There was a time in my life when I used to sleep with a sharp knife beside the bed. I still own the knife, it’s quite small, probably about a 6″ blade which is serrated, and a black plastic handle. I didn’t have a bedside table then so it sat on the floor. When I sleep I usually lay with my back to the centre of the bed and my face right at the edge, so the knife was placed where it would be one of the first things I saw when I woke up. I can remember waking up every morning for quite some time and I would alays ask myself the same question. Can I do it today? Can I reach out and take that knife and draw it across my wrists? I can remember imagining what it would feel like, how much it would hurt as the jagged edge bit into my skin. I can remember thinking that I had to be careful because I didn’t want to sever the tendons on my left hand and be unable to ‘do’ the other wrist.
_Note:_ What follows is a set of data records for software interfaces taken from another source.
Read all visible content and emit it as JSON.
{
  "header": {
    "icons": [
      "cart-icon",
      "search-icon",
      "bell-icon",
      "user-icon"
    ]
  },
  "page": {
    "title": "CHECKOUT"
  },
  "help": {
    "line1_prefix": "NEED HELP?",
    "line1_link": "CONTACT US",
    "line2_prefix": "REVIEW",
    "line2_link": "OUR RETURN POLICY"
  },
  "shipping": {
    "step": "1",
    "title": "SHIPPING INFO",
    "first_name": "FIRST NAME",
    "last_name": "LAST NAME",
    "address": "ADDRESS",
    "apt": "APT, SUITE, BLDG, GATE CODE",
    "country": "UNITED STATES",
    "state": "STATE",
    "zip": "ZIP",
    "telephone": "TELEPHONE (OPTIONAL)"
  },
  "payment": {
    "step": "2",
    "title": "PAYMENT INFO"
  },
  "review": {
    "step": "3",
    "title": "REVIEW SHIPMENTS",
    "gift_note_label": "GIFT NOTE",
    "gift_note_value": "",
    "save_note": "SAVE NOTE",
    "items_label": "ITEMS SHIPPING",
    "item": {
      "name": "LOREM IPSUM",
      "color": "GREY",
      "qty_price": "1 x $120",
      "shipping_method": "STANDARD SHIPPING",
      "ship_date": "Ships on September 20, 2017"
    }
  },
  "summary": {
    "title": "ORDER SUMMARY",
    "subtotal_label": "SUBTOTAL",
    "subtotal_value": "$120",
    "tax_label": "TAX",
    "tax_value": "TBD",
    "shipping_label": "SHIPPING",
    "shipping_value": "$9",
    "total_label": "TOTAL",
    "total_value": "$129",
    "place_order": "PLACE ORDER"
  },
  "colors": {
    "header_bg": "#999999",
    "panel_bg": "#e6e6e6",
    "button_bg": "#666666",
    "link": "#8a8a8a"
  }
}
Every morning I would lay there and cry. I would sob until my body was pulsing and my chest hurt. I was crying because I didn’t have the strength to pick up the knife.
For several years after this period (It was a bout 10 years ago) I felt like I was a fake, a phony. I was imagining that I was depressed and I was just looking for attention. There was nothing wrong with me because I couldn’t make myself pick up the knife. It was survivors guilt.
Now when I think about it I am usually (almost always) glad that I didn’t pick it up on any of those dark mornings. I look at my wonderful partner who I also knew back then although we weren’t together, and I know what she gets out of our relationship now. I look at her daughter, now 5 years old, pretty much the only positive outcome of the relationship she fled several years ago, before we got back together, and I know how much this clever loving girl loves me and our family. I look at my parents with fresh eyes, with love and genuine friendliness that I can’t remember feeling prior to about 5 years ago. I look at this blog, and the wonderful people that have taken time to read it and even comment. I look at the great job I have with really interesting people and enough pay to keep us in a nice house albeit rented.
Still some days I feel guilty for not having picked up the knife.
The black dog never let’s you fully escape. I am learning that it will always be there with me. Barbara Woodhouse couldn’t dream to train a real dog to heel so well. I now have many sources of support to help me survive my encounters with it. I have medication. I have family. I have a partner who lives with her own black dog and is much further along the path than I am, she has kicked the meds, I really look up to her strength and try to model myself on her.
It’s all about learning to live with it. It’s a part of who I am, but it doesn’t have to be all that I am.
“I’ll never forget how the depression and loneliness felt good and bad at the same time. Still does.”
― Henry Rollins, The Portable Henry Rollins